Bad bosses - they’re the inspiration for movie comedies, great literature (Charles Dickens and Shakespeare wrote more than a few) and hilarious dinner party stories. But there’s nothing funny about having a bad boss, much less being one. Bad managers drive good employees away, undermine their workplace’s success, and cost their organizations in dollars and lost institutional knowledge when those disgruntled team members move on.
Good managers rally their employees to strive toward a common goal, grow loyalty for their organizations, and get – and retain - the best of the best even in a competitive labor market. We all know them when we see them – but what exactly are the qualities that separate great managers from failed ones?
I am a Predictive Index Talent Management provider and I help clients put the right people in the right seat on their bus. Predictive Index World Wide set out to answer the question definitively in This comprehensive new...
Image above: Brian Blase, Special Assistant to the President on Healthcare Policy
I was in Washington D.C. recently for the winter meeting of members of the National Partnership for Hospice Innovation group. A vibrant lineup of speakers was there to share their insights on the current state of healthcare and hospice.
One surprise speaker was Brian Blase, Special Assistant to the President on Healthcare Policy. I admit it – I was initially skeptical of this young person who I assumed could not possibly have any meaningful insights about our work of caring for the frail and dying citizens. That’s what happens sometimes when we are “experts” in our field; too often, we’re not open to new ideas or others’ points of view, because, after all, we’re the ones with the years of experience and/or education and...
Whether or not we make New Year’s resolutions, most of us find ourselves looking for ways to improve as the new year arrives. If your goal for 2018 is to become an exemplary leader, here are some ideas to help you get there.
1. Support your staff: Hospice work can take its toll. When a staff member has had several deaths in a week, it has an emotional impact. Supporting one another is vital to maintaining emotional stamina. We must treat each other as we treat the patients and families we care for; with great respect, understanding and kindness. Most of all CARE. Care about the human beings offering the service you market, and care from your heart.
2. Get out of your office and interact with staff and patients and families: I get it – there aren’t enough hours in the day to do everything you have to do as a leader. But unless you have a ground-level view of how things are working (or not) in your organization, how can you manage effectively? The...
Time to warm up the crystal ball, and kick off the annual roundup of trends to watch in hospice for 2018. Some of them are encouraging; others we’re just going to have to grin and bear. Hopefully all of them will support us in the vital work we do as a new generation of people with different needs and expectations around the end of life experience become our patients.
Here’s what I and others see coming down the pike:

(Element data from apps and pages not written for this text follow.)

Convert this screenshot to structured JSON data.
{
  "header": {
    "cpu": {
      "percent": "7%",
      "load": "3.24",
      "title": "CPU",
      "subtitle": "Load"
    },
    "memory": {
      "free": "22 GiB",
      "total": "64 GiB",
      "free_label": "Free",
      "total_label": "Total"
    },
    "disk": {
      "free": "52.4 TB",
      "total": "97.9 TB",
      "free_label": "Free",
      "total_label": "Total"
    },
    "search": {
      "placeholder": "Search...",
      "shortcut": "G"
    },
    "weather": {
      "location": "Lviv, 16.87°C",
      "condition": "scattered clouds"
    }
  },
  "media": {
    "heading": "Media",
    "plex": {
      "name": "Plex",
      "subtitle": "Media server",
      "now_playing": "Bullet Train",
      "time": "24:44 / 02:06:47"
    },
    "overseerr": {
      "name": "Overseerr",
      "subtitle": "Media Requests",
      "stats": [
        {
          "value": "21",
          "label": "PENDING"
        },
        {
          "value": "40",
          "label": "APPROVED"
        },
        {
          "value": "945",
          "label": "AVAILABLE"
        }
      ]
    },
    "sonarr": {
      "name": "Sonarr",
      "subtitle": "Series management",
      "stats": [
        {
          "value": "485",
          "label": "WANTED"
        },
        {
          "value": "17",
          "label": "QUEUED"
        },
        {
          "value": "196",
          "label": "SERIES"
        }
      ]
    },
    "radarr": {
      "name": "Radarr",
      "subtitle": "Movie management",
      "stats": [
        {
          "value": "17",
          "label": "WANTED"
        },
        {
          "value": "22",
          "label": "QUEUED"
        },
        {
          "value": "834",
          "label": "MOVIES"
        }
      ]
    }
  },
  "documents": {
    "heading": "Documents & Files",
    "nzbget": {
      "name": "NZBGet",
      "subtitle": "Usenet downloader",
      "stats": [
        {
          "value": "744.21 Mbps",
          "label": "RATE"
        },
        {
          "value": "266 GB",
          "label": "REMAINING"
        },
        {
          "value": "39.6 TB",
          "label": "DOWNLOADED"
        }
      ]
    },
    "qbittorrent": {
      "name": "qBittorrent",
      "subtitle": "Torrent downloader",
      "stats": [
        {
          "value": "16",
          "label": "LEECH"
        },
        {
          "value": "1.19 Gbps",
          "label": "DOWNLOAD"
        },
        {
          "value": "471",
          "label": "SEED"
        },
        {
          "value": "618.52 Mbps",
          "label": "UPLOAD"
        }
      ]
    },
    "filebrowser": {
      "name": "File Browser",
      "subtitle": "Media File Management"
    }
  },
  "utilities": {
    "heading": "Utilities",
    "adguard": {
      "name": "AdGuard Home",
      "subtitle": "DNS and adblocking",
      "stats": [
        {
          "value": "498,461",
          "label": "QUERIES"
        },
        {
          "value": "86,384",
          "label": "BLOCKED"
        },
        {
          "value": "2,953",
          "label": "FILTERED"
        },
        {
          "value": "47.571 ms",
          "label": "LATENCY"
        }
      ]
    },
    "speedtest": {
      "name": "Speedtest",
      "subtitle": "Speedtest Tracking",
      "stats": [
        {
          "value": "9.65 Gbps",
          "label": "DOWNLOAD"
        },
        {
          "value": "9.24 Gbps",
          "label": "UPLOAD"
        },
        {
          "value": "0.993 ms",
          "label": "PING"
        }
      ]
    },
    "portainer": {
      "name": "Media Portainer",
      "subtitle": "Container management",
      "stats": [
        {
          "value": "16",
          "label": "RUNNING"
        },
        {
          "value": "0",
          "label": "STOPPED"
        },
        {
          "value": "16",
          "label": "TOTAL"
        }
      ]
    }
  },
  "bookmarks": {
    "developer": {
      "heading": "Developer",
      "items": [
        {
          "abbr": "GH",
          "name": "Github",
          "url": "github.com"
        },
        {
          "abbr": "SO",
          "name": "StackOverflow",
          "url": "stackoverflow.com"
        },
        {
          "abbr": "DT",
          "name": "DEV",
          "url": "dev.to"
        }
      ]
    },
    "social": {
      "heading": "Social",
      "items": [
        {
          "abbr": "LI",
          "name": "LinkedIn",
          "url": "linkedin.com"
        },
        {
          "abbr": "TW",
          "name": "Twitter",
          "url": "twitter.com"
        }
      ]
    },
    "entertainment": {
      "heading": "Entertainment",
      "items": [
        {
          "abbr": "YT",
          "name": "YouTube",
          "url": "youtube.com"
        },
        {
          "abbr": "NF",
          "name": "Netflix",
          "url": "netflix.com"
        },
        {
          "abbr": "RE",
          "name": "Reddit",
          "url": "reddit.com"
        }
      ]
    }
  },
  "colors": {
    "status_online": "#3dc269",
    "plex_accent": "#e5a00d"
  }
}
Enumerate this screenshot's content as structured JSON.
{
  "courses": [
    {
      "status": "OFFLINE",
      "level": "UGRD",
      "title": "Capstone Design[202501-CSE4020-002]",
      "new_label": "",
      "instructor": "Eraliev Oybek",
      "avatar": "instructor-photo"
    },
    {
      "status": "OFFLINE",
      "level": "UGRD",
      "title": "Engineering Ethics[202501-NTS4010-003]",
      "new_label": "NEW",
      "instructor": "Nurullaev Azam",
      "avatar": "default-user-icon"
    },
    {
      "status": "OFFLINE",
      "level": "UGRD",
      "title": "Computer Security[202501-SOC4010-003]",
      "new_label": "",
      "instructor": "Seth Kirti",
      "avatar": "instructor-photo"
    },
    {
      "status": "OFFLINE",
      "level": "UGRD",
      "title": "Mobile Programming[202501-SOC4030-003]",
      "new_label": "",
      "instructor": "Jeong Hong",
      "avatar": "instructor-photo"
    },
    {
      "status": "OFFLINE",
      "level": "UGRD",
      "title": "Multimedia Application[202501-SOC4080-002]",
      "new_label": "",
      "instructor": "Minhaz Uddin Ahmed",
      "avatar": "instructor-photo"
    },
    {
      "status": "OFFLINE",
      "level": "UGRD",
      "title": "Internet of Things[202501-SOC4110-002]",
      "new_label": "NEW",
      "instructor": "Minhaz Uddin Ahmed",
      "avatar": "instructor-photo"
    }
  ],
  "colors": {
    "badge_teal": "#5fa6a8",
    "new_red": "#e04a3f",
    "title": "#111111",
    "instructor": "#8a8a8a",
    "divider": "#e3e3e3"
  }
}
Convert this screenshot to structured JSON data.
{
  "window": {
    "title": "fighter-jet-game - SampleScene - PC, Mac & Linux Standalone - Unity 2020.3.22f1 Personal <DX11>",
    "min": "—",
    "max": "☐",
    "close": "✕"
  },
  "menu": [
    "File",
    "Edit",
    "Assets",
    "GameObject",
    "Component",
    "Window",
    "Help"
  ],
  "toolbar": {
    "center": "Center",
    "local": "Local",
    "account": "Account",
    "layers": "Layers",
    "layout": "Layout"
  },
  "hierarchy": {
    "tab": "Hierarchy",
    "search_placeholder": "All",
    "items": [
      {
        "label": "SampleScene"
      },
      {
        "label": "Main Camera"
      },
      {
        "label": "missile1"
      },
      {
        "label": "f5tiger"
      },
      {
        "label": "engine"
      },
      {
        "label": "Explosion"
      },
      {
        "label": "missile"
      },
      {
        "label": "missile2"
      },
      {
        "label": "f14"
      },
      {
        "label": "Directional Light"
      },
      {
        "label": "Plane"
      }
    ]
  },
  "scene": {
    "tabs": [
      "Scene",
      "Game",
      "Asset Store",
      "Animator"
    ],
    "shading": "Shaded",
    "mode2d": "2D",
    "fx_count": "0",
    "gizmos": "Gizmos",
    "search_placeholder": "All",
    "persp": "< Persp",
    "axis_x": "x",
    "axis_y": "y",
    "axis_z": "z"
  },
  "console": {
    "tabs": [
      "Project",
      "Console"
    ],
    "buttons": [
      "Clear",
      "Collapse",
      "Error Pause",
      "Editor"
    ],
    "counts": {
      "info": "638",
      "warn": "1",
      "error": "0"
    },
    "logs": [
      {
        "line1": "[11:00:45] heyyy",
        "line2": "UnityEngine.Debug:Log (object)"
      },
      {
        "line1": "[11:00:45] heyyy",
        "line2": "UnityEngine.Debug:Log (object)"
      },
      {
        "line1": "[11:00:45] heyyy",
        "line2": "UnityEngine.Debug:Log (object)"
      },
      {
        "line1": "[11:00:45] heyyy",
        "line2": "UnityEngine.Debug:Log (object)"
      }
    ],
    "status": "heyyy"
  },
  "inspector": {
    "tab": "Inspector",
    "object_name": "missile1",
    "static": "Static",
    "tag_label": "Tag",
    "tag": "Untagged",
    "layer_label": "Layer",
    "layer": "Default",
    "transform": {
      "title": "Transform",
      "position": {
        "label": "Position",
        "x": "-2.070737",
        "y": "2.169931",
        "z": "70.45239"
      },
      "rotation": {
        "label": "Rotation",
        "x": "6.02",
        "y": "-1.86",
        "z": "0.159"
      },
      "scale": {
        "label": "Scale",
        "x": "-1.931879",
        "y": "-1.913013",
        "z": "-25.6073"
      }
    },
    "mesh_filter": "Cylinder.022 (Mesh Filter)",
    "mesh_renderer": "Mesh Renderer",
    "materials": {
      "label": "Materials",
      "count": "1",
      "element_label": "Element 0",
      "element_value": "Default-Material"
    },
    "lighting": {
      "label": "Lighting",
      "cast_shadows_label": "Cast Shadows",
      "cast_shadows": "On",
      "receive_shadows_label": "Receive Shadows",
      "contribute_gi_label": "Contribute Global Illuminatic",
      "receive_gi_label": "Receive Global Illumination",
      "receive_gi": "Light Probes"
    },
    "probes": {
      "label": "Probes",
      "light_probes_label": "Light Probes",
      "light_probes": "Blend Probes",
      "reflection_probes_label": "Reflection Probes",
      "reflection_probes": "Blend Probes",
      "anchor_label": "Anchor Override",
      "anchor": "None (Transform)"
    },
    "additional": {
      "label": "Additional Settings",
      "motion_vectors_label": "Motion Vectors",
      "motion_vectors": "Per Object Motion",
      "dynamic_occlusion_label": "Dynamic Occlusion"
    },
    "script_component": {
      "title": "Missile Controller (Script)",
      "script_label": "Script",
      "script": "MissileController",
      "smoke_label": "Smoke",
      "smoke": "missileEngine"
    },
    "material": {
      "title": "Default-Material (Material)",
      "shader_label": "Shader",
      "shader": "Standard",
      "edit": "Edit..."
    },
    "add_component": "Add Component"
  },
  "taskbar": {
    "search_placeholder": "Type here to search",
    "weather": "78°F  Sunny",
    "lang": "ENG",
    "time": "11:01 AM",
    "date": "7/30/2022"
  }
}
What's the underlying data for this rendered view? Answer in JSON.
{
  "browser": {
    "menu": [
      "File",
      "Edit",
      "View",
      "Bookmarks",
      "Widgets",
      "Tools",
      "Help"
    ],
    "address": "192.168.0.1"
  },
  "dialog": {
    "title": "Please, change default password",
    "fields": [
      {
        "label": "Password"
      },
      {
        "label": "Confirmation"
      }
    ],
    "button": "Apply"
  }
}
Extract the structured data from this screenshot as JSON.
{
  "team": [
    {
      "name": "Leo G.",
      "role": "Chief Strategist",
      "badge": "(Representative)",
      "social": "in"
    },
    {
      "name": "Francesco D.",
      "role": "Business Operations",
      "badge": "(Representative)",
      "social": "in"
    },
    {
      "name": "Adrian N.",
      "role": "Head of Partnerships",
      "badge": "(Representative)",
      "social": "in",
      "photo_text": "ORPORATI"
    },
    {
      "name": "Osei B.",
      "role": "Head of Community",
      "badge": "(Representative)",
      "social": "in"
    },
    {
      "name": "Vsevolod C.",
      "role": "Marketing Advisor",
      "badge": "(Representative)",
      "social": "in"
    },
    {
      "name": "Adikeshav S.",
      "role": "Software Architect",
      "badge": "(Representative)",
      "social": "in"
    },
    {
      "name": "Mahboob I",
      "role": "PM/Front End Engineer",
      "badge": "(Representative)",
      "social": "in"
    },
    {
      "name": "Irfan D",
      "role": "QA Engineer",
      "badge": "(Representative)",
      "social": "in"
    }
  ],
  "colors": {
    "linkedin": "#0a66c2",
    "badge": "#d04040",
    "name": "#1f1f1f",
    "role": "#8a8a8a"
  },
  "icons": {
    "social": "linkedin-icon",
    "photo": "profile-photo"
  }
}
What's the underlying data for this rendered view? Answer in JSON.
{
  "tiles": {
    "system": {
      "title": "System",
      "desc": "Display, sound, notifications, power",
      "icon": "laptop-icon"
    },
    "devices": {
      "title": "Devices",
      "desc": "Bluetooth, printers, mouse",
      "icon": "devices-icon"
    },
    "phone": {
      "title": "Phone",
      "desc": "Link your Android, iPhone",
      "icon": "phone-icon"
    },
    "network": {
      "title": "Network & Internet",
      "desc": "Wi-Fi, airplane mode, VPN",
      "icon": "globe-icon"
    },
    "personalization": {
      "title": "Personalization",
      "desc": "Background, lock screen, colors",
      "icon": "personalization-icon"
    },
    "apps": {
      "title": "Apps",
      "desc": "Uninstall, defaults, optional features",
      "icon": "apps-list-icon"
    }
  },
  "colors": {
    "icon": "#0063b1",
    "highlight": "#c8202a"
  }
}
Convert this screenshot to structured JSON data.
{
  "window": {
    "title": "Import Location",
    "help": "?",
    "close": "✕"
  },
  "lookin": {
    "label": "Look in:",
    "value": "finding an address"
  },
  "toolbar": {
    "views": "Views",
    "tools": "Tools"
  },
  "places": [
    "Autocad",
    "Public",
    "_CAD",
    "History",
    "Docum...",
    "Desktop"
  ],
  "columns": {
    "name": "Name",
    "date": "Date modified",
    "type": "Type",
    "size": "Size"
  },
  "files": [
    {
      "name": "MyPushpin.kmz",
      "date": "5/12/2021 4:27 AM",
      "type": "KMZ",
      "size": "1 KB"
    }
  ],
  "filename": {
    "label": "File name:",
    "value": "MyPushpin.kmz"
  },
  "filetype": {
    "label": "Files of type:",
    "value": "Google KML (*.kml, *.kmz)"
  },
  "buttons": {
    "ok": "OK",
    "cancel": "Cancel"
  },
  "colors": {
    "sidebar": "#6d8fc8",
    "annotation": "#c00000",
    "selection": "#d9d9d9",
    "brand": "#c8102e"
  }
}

1. How we die – and where – will continue to change. The people we served in hospice used to be (and to some extent, still are) the Greatest Generation. But now the first wave of Baby Boomers are approaching the end of life, and their needs and wants are very different than those of their generally more stoic and matter of fact parents. We’ll see increasing demand for support for living – and dying – in place, as well as experimental and alternative therapies, spirituality, and new kinds of communities as the...